┌──

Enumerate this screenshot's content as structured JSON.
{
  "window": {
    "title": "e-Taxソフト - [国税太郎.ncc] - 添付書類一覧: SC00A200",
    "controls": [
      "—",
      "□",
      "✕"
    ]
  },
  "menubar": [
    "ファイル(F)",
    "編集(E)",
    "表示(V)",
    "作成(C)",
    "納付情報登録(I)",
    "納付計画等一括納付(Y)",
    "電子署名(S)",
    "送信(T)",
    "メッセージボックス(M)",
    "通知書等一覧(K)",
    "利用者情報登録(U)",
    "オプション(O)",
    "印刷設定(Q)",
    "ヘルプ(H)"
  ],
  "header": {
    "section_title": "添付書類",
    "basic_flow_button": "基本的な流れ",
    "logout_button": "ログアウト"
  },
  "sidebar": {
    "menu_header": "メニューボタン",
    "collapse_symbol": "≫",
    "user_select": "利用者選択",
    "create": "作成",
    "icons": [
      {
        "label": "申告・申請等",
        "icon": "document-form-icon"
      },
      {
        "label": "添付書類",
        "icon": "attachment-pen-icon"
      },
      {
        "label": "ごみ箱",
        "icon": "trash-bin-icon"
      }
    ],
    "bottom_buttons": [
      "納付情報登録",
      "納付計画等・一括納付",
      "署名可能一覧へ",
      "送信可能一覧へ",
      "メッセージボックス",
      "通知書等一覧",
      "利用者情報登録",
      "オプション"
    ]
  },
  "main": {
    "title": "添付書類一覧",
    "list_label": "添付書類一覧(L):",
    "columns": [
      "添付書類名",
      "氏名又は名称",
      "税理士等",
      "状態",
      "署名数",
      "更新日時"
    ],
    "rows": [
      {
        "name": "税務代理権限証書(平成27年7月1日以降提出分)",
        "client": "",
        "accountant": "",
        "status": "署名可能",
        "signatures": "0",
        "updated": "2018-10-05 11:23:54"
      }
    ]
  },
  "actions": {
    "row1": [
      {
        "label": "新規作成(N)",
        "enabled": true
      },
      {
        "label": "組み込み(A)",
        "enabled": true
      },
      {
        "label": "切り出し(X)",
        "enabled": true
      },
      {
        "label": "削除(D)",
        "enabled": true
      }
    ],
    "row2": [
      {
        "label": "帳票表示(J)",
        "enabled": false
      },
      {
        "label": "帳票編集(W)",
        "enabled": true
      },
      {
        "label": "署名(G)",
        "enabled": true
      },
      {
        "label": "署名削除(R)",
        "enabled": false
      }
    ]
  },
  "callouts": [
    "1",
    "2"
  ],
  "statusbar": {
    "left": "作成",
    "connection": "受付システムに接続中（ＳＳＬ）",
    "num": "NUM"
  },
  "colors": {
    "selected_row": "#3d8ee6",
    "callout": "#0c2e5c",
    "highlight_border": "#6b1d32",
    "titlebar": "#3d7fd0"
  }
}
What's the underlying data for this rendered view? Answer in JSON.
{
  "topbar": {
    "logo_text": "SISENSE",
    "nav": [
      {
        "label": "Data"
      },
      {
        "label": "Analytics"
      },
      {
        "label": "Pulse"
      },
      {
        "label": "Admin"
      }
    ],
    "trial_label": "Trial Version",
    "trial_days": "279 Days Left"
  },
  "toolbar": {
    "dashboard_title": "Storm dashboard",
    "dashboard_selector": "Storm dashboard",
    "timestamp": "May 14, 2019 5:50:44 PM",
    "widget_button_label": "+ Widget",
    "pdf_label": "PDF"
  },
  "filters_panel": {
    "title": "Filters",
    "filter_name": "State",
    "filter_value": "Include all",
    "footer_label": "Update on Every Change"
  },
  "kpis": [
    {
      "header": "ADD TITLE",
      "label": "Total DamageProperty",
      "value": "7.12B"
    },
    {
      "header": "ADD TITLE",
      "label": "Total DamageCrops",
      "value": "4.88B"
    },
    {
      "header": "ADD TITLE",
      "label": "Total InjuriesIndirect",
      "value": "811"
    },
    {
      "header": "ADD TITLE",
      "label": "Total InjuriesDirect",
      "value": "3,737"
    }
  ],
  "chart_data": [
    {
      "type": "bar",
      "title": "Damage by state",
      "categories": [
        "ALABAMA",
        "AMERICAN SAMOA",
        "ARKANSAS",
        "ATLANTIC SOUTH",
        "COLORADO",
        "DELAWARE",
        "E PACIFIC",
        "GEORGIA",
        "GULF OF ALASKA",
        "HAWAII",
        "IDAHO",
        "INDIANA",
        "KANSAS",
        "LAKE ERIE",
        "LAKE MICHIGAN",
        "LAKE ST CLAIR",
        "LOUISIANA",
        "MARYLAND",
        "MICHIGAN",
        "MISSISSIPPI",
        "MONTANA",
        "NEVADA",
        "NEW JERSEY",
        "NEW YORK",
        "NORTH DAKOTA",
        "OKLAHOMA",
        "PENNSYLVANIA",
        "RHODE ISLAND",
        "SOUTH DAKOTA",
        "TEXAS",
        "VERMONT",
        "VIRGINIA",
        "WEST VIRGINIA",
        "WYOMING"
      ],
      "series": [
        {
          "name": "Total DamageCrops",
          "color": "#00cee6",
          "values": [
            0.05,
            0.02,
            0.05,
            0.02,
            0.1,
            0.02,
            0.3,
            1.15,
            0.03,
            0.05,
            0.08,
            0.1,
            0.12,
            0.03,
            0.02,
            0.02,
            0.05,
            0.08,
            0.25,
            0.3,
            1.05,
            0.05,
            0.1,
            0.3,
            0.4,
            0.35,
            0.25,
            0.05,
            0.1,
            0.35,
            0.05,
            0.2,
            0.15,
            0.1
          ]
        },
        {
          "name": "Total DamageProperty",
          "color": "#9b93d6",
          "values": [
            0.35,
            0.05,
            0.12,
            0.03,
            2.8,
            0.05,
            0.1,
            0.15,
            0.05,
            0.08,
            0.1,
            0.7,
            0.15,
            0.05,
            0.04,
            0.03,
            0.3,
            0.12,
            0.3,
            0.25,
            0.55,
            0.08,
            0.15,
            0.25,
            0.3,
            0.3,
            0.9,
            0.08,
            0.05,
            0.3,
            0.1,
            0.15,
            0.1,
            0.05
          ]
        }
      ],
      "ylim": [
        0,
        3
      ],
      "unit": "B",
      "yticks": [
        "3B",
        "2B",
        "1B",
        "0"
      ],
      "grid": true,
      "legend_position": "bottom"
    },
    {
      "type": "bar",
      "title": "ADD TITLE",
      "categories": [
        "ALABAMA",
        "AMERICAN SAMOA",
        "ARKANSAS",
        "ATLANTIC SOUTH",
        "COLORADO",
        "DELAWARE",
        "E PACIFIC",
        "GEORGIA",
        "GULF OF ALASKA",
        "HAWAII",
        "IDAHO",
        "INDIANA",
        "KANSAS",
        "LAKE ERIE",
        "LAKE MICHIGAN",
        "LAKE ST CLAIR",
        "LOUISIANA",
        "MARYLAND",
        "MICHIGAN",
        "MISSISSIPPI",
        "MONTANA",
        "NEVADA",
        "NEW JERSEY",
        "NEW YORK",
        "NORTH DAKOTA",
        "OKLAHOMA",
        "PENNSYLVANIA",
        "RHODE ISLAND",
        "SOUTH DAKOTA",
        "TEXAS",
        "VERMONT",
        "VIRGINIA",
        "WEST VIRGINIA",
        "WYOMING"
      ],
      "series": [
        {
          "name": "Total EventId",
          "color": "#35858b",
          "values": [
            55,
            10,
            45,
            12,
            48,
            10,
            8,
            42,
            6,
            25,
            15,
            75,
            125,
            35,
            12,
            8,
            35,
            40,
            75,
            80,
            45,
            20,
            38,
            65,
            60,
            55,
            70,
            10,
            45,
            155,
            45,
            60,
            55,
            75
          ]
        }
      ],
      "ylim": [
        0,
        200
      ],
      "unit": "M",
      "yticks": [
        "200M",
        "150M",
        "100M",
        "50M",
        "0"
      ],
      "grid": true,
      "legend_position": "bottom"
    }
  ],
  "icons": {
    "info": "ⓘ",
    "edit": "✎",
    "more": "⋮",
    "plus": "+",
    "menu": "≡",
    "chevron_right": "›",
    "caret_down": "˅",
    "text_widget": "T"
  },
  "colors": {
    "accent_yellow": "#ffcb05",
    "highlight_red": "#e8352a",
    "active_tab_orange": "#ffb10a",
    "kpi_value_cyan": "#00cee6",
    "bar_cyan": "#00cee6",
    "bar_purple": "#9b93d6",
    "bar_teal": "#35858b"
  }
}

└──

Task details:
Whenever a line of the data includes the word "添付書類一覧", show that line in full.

Response:
    "title": "e-Taxソフト - [国税太郎.ncc] - 添付書類一覧: SC00A200",
    "title": "添付書類一覧",
    "list_label": "添付書類一覧(L):",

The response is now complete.